QRO: What songs are those?
JF: Oh, I’m not gonna say which songs are those. I think there are a couple of songs coming out on this new album that we probably could never play live. Although, who knows?… You can pull ‘em off.
We write a lot of songs. A very few number of those songs get picked to go on out and play live.
QRO: You guys started off playing subway stations?
JF: Yeah, subway, and on the streets. 42nd Street, Port Authority over there, also Union Square.
QRO: Was that hard, doing that?
JF: Yeah. Sometimes it wasn’t. It depends. It depended on whether the cops would’ve kicked us out or not. Sometimes it was amazing; sometimes you’d play there, and there’d be fifty people there, standing around you, singing along, clapping, they’re laughing, and whatever. Then they all throw a dollar in the box and get on their respective trains. It was a really awesome experience, sometimes.
QRO: Were there a lot of rules and regulations?
JF: Yeah, there’s all kinds of rules. It’s always illegal to do it, unless you have a permit, I guess, but a lot of times, most cops don’t really care. Some do. It all depends. The MTA guys’ll kick you out… There’s all kinds of things.
QRO: You guys tour on a short bus?
JF: Now we got a Winnebago. We toured in a short bus for a while, but we upgraded recently to a Winnebago. It’s really cool.
QRO: What cities or venues have you really liked playing at?

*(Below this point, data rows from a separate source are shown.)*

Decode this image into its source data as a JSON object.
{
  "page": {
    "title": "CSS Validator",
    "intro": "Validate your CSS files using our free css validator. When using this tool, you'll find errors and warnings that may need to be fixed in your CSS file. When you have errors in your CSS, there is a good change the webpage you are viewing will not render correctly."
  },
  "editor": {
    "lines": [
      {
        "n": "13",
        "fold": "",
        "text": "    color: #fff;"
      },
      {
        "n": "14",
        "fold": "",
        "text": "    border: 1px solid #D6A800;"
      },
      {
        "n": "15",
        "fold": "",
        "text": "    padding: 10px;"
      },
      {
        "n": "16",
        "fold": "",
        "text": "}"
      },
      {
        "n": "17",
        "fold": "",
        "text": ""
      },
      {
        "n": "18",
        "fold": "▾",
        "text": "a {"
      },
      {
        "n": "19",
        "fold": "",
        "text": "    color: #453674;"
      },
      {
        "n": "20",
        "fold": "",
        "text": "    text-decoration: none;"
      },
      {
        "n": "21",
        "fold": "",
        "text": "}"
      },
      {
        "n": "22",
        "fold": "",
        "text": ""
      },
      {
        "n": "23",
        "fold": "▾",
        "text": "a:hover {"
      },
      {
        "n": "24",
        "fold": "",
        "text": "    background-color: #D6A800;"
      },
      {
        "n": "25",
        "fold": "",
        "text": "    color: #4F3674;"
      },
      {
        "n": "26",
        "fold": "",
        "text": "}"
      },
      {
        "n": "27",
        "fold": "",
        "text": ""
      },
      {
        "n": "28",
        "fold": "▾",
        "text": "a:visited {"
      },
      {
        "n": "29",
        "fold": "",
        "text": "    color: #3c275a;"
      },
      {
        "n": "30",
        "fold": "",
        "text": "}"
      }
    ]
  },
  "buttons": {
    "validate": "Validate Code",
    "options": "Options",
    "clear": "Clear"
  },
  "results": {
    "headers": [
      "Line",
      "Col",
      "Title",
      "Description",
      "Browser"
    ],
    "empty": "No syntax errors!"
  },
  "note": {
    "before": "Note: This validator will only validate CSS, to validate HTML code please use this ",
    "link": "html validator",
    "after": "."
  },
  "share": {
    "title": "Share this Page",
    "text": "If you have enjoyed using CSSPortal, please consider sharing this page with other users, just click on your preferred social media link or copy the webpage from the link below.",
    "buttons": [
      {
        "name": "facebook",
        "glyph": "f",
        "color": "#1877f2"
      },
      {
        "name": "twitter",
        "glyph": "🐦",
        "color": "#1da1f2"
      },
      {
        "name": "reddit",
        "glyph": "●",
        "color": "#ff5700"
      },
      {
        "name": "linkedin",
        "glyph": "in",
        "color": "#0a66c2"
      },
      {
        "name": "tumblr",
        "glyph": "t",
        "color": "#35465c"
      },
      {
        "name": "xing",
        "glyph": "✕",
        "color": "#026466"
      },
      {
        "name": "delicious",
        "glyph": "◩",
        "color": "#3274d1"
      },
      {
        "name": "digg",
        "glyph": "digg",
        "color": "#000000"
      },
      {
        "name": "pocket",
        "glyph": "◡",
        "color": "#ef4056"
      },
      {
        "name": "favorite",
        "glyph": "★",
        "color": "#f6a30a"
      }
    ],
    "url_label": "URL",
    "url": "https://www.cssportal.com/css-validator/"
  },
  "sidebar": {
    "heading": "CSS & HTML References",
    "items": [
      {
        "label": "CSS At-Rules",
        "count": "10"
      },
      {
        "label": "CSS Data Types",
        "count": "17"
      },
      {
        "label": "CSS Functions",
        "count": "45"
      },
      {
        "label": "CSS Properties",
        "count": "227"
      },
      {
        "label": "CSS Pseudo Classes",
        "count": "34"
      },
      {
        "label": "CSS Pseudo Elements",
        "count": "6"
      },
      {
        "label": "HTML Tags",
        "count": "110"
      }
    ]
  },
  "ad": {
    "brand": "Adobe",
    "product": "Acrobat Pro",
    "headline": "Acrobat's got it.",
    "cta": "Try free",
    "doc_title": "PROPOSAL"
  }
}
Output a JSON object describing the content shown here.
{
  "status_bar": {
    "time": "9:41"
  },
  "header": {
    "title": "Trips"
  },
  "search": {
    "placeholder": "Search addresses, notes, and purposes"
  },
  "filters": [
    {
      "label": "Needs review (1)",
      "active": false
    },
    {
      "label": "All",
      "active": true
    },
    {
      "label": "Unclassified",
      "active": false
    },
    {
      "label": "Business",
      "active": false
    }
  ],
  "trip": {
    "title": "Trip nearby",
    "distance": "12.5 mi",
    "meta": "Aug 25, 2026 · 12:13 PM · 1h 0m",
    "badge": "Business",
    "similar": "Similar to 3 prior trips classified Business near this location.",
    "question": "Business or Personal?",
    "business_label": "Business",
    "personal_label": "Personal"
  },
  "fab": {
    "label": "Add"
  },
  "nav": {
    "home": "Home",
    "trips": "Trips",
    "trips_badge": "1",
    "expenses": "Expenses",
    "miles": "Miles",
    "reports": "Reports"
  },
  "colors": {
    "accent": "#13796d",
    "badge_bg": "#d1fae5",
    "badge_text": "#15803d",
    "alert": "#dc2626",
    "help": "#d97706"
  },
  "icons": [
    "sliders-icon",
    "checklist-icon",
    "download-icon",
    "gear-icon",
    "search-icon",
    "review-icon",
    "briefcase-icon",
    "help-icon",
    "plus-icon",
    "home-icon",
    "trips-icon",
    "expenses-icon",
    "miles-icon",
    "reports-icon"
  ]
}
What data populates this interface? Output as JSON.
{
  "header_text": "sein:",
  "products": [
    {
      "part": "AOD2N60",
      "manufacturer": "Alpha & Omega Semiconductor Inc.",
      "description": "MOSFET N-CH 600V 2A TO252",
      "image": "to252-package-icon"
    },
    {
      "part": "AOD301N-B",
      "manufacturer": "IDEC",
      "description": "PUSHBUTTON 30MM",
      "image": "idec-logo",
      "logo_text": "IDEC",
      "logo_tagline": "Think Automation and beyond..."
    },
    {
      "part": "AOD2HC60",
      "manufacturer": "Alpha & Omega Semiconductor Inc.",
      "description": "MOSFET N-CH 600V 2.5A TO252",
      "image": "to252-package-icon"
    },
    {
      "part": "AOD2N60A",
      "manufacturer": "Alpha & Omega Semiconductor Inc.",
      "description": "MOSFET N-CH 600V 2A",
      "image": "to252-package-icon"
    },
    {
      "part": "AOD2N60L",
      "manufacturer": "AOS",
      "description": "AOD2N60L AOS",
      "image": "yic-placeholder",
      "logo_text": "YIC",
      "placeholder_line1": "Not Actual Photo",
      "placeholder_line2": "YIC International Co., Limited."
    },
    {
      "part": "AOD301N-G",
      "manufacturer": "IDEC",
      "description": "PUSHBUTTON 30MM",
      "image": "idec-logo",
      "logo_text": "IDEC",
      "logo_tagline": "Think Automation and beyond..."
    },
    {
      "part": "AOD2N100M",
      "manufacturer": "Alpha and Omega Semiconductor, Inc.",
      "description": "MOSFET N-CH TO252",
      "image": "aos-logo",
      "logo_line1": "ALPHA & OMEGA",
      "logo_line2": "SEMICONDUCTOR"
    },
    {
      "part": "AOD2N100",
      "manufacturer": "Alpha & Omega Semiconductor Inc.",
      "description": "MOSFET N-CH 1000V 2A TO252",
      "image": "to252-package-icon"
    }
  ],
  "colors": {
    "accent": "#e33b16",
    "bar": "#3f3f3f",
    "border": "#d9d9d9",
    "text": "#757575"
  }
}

JF: Austin was great, Nashville, L.A…. I actually can’t think of a city that I didn’t enjoy playing in, off the top of my head. Every place down South was awesome. Birmingham was really fun; Birmingham might have been one of my favorite times.
But it’s always a good time. So far, there’s always been something special about each place.
QRO: Are there any new places that you’re going to on the upcoming tours that you’re really looking forward too?
JF: Yeah, we’re going to Seattle – I’ve never been to Seattle – Oregon… Boise, Idaho – I’ve never been there. Aspen, Salt Lake City – there’s tons of places.
QRO: Do you have a favorite tour story?
JF: We met Gillian Welch on tour. That’s probably my favorite tour story. We hung with her; that was awesome.
As for ruckus things, where people get hurt and property gets destroyed? We try not to have too many stories like that on tour; we try to keep it a little bit professional. We don’t want to blow this, somebody get killed, arrested…
One time on tour, we were sleeping out on this cliff, out by the ocean. We picked all these mussels; they were just growing everywhere. So we had all these mussels, we were driving down the road to San Francisco, and we had this serious blowout. We were stuck in this place for six hours, so we cooked mussels. That was fun.
The Felice Brothers playing “I’m Saved” live @ Mercury Lounge, New York, NY, on February 2, 2008: